Task details: Every line of the material below in which "TaxRate" shows up is to be located and copied.
▽
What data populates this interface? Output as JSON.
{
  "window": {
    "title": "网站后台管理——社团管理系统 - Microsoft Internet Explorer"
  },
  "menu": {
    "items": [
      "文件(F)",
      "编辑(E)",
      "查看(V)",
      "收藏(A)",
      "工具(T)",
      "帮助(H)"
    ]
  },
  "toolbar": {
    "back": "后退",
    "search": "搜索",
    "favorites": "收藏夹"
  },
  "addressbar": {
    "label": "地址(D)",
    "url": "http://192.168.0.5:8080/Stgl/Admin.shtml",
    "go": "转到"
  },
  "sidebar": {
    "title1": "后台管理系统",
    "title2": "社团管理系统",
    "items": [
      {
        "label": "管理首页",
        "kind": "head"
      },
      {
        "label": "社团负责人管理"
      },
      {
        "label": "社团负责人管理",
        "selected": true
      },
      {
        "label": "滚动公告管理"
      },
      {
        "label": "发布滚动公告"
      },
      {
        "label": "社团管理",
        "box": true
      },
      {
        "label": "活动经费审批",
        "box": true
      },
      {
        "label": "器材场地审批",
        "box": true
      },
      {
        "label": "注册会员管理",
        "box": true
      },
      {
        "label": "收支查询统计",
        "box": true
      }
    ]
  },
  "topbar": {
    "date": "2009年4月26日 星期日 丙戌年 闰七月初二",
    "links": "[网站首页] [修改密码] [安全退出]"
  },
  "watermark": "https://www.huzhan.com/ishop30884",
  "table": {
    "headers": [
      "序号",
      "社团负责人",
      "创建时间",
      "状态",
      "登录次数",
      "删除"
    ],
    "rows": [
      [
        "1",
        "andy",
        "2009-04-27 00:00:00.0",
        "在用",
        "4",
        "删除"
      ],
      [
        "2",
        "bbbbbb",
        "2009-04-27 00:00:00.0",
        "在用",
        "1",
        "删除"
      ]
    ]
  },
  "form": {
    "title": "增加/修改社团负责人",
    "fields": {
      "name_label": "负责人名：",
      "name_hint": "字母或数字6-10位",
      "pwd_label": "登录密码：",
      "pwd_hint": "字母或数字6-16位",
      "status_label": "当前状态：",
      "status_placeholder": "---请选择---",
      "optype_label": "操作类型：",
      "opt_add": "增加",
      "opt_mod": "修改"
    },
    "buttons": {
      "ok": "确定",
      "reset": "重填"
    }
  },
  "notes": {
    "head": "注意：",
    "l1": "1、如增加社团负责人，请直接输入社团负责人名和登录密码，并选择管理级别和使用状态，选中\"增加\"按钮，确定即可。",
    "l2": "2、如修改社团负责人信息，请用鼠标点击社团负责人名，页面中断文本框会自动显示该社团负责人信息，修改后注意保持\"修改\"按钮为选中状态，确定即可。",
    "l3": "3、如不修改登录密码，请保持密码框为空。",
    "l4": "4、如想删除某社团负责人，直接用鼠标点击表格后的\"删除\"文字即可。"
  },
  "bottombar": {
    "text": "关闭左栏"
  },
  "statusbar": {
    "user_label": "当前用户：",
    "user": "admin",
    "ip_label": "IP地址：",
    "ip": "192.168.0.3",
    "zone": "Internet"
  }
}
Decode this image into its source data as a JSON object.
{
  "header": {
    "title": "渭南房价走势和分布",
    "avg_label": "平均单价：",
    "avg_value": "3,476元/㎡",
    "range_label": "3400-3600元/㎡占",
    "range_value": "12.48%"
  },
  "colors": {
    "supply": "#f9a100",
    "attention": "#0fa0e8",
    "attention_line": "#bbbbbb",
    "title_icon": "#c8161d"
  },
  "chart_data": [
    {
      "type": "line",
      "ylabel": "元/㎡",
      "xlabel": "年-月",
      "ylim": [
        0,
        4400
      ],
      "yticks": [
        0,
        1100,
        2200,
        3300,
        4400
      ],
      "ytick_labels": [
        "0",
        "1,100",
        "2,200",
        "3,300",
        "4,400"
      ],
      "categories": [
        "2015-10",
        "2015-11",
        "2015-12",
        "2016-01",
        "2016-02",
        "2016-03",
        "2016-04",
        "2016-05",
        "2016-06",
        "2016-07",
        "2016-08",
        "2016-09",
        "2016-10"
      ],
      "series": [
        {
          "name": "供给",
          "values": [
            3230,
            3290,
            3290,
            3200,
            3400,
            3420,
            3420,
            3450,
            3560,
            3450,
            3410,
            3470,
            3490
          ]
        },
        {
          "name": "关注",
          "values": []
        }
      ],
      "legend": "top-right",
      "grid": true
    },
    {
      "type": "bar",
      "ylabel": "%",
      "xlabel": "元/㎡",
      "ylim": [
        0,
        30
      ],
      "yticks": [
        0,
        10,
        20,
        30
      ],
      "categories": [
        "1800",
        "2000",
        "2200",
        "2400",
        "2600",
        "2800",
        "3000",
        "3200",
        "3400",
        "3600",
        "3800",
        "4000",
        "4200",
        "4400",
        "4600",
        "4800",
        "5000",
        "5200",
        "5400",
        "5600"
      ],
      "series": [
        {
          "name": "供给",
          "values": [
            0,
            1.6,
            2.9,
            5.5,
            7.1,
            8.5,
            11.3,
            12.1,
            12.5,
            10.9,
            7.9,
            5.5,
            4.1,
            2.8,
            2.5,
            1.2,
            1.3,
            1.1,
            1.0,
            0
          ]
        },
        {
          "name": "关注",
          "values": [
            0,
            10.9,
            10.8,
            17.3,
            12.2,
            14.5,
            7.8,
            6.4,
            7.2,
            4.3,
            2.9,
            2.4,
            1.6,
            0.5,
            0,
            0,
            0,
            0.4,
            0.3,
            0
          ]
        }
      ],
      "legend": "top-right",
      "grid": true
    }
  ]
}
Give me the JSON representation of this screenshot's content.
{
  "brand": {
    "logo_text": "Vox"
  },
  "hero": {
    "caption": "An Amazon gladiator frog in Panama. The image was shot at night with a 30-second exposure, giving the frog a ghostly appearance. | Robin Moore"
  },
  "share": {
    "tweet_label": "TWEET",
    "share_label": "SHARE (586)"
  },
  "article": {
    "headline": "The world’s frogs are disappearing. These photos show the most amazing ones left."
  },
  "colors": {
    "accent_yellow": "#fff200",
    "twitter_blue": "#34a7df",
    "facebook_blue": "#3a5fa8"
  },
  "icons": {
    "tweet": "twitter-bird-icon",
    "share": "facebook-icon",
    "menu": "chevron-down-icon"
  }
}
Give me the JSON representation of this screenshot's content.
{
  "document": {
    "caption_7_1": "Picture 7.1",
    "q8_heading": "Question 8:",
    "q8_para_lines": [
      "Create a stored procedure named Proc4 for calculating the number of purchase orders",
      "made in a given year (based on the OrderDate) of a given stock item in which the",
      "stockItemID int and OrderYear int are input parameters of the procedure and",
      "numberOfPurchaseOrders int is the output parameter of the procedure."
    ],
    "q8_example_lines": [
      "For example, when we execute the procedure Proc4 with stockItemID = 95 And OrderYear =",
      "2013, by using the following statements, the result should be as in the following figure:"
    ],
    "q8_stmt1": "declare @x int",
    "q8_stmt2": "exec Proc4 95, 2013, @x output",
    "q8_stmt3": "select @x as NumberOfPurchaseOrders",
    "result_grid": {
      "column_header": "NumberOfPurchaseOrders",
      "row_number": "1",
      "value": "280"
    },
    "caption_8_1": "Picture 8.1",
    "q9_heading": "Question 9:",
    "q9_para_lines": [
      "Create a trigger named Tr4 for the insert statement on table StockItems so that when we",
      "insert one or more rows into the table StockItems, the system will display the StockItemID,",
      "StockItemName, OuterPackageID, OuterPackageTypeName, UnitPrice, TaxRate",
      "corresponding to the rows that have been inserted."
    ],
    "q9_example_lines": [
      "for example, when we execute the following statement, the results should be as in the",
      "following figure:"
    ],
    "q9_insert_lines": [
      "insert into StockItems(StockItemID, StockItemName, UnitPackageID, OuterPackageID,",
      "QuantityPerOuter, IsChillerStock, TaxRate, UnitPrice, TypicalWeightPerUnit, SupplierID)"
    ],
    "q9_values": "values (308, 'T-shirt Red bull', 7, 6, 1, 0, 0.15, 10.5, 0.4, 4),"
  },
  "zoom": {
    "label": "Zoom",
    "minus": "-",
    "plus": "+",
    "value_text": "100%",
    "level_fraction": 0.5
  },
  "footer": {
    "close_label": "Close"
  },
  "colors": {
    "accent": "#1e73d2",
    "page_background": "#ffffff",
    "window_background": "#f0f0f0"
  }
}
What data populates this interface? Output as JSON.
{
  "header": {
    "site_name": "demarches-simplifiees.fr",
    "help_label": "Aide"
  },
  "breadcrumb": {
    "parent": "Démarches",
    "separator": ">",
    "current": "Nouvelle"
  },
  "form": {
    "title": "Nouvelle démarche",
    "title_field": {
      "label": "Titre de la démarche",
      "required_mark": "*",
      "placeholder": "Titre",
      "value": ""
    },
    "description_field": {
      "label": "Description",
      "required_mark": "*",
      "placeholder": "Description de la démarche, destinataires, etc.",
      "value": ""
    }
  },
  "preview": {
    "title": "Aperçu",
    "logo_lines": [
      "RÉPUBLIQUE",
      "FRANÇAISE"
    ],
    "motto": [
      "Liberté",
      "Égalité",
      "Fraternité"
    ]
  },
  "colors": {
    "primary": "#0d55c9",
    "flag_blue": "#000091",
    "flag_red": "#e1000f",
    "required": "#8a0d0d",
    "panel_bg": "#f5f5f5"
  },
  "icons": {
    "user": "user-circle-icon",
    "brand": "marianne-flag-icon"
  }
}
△
Worked solution:
      "StockItemName, OuterPackageID, OuterPackageTypeName, UnitPrice, TaxRate",
      "QuantityPerOuter, IsChillerStock, TaxRate, UnitPrice, TypicalWeightPerUnit, SupplierID)"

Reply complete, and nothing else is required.